14 Jan, 2020
Making Sense of Short-term Custody
Dr. Allan Castle
The practice of sentencing offenders to prison or remanding them in custody is a central feature of Canadian criminal justice. The practice first evolved in Western Europe as a means of replacing violent, public punishments from the 17th century onward.
Is incarceration effective? Today, Canada imprisons its population at a higher rate than most Western European or Scandinavian countries, but less frequently than the United States and the United Kingdom. Custody is typically meted out in small but frequent doses. The median length of custody for all offences in Canada is thirty days, with more than 80 percent of custodial sentences being for six months or less. It is also well-established that a small percentage of Canada’s offenders dominate the statistics, receiving these short sentences again and again and spinning the proverbial revolving door of justice. And twenty years after R. v. Gladue, Indigenous women and men are still being sentenced to prison in greatly disproportionate numbers relative to population with no improvement.[i]
In 2020, these issues move to the centre of justice policy discussions. In January, the National Criminal Justice Symposium, sponsored by Justice Canada, will explore international justice models which are far less reliant on incarceration, and consider strategies to decarcerate heavily overrepresented groups, making recommendations to the federal government and other relevant authorities. The British Columbia Justice Summit may also scrutinize the use of short terms of incarceration in this province.
What is at issue? For nonviolent offenders and for those experiencing other factors such as poverty, intergenerational trauma, or mental health and substance use disorders, short periods of custody now appear to be questionably effective, whether in terms of denunciation, deterrence, societal short custodial sentences protection, rehabilitation, reparations, or acceptance of responsibility.[ii] Worse, in many cases incarceration – via negative socialization, stigma, and disruption of positive influences – may make sentencing objectives more difficult to achieve by reinforcing criminal identity and unwittingly closing off exits from the crime cycle.[iii] Meanwhile, treatment, social support, stable housing, food security and good health offer pathways out of the system for many at costs that compare favourably with the revolving door of custody.
Our dependence on prison predates the era of evaluation. With an increasing public interest in evidence-based policies, researchers can now address the fear of the alternatives that has inhibited innovation and debate. Reducing our reliance on certain forms of custody may seem socially controversial, but Canada has already experimented successfully in the same area. The decline of youth incarceration following passage of the Youth Criminal Justice Act suggests that decreasing dependence on custody in a managed way can be achieved with minimal upheaval and largely within existing budgetary provisions.[iv]

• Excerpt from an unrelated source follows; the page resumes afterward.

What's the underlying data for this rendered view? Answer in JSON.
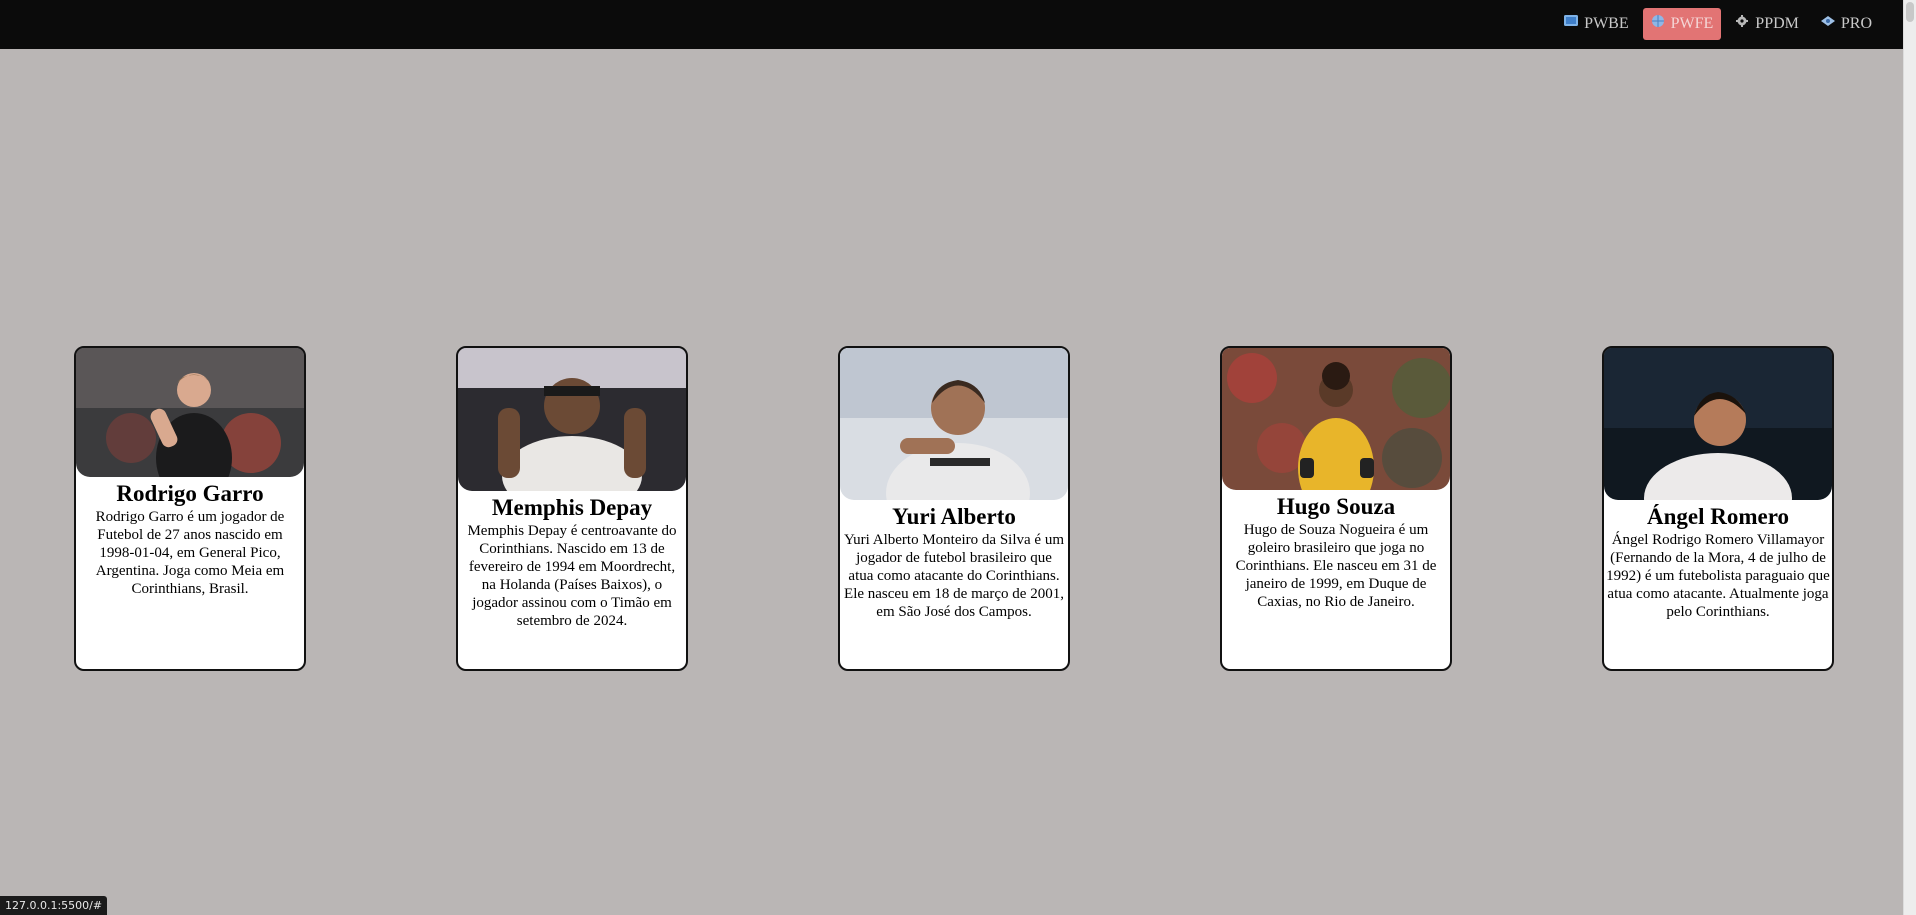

Our understanding of adult offenders as whole people whose behaviour can neither be understood nor addressed in a criminal justice bubble continues to grow. Today, with the tools at our disposal we have the opportunity to consider the received wisdom of justice system institutions as just that. Now is the moment to examine the utility of short-term incarceration in a nuanced way, both critically and responsibly.
Dr. Allan Castle is a Senior Associate with ICCLR. He coordinates the National Criminal Justice Symposium and has organized the British Columbia Justice Summits since 2013.
(14 Jan. 2020)
[i] Spotlight on Gladue: Challenges, Experiences, and Possibilities in Canada’s Criminal Justice System, available at: https://www.justice.gc.ca/eng/rp-pr/jr/gladue/p2.html
[iii] What we heard – Transforming Canada’s criminal justice system available at: https://www.justice.gc.ca/eng/rp-pr/other-autre/tcjs-tsjp/p1.html
[iv] Adult and youth correctional statistics in Canada, 2017/2018, table 6 on the relative costs of custody versus community supervision. available at: https://www150.statcan.gc.ca/n1/pub/85-002-x/2019001/article/00010-eng.htm